Posted July 29, 2019Kyle RobyArticles

 

On July 24, 2019, the U.S. Citizenship and Immigration Service (USCIS) published a final rule that makes a number of changes to the EB-5 Immigrant Investor Program. The final rule will become effective November 21, 2019.

The EB-5 program allows eligible individuals to apply for conditional lawful permanent residence in the U.S. if they make the necessary investment in a commercial enterprise in the U.S. and create or, in certain circumstances, preserve 10 permanent full-time jobs for qualified U.S. workers.

Under the final rule, new developments will include:

Raising minimum investment amounts: As of the effective date of the final rule, the standard minimum investment level will increase from $1 million to $1.8 million, to account for inflation since the initial investment amount set by Congress in 1990. The rule also keeps the 50% minimum investment differential between a TEA (Targeted Employment Area) and a non-TEA, thereby increasing the minimum investment amount in a TEA from $500,000 to $900,000. The final rule also provides that the minimum investment amounts will automatically adjust for inflation every five years.

By definition, a TEA is a rural area or an area that has experienced high unemployment. A rural area is any area not within a metropolitan statistical area and the outer boundary of a city or town having a population of 20,000 or more. A high unemployment area is an area that has experienced unemployment of at least 150 percent of the national average rate.

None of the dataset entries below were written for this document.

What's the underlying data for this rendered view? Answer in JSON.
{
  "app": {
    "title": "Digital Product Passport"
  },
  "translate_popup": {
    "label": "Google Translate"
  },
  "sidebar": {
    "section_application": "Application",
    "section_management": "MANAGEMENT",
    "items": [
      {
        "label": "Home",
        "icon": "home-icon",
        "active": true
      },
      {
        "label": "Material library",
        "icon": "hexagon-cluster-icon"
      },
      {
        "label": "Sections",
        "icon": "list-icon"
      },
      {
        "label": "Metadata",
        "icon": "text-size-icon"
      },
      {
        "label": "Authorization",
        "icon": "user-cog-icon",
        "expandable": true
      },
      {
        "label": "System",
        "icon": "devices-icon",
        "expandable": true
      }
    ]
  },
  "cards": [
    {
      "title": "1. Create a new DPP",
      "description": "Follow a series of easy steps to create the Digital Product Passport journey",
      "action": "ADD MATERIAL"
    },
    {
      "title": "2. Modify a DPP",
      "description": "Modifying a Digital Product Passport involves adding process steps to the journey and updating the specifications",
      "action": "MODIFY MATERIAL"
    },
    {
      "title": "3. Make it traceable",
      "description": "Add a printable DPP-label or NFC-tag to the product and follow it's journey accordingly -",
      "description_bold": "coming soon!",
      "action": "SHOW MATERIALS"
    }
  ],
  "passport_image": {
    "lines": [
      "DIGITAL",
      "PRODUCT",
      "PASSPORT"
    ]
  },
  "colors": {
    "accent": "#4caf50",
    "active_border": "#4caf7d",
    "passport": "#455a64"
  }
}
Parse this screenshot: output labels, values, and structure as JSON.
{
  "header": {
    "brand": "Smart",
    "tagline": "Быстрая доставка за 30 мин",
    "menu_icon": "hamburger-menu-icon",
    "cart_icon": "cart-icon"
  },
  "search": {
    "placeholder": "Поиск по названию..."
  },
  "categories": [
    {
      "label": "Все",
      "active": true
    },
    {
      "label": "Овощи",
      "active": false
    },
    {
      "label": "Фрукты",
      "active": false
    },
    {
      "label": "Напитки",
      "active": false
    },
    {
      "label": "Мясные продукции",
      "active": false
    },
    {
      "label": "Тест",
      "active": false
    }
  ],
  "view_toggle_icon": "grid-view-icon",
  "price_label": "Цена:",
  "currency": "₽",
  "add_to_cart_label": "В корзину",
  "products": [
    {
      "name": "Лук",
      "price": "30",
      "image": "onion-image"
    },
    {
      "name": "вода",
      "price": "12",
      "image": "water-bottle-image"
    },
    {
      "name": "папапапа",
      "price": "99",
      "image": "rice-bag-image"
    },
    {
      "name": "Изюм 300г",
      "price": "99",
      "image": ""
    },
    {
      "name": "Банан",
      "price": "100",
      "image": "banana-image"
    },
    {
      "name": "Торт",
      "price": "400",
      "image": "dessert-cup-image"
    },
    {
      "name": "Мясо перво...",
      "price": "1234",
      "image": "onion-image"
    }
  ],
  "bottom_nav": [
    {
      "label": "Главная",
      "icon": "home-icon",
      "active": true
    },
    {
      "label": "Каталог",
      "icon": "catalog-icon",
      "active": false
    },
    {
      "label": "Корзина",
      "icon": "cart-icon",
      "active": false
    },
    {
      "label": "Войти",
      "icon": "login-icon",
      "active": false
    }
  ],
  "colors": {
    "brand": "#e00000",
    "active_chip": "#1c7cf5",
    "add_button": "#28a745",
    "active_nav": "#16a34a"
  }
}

TEA designation reforms: The final rule outlines changes to the EB-5 program to address manipulation of high-unemployment areas. As of the effective date of the final rule, the DHS will eliminate a state’s ability to designate certain geographic and political subdivisions as high-unemployment areas; instead, DHS would make such designations directly based on revised requirements in the regulation limiting the composition of census tract-based TEAs. This is an attempt to ensure that investments truly are in high unemployment areas, and limits investor and state strategies to link high and low unemployment areas together for TEA designation purposes.

Clarifying USCIS procedures for removing conditions on permanent residence: The rule revises regulations to make clear that certain derivative family members who are lawful permanent residents must independently file to remove conditions on their permanent residence. The requirement would not apply to those family members who were included in a principal investor’s petition to remove conditions. The rule improves the adjudication process for removing conditions by providing flexibility in interview locations and to adopt the current USCIS process for issuing Green Cards.

Allowing EB-5 petitioners to keep their priority date: The final rule also offers greater flexibility to immigrant investors who have a previously approved EB-5 immigrant petition. When they need to file a new EB-5 petition, they generally now will be able to retain the priority date of the previously approved petition, subject to certain exceptions.

Additional information about the EB-5 program can be found here.

Please contact your designated Meltzer Hellrung attorney for additional information.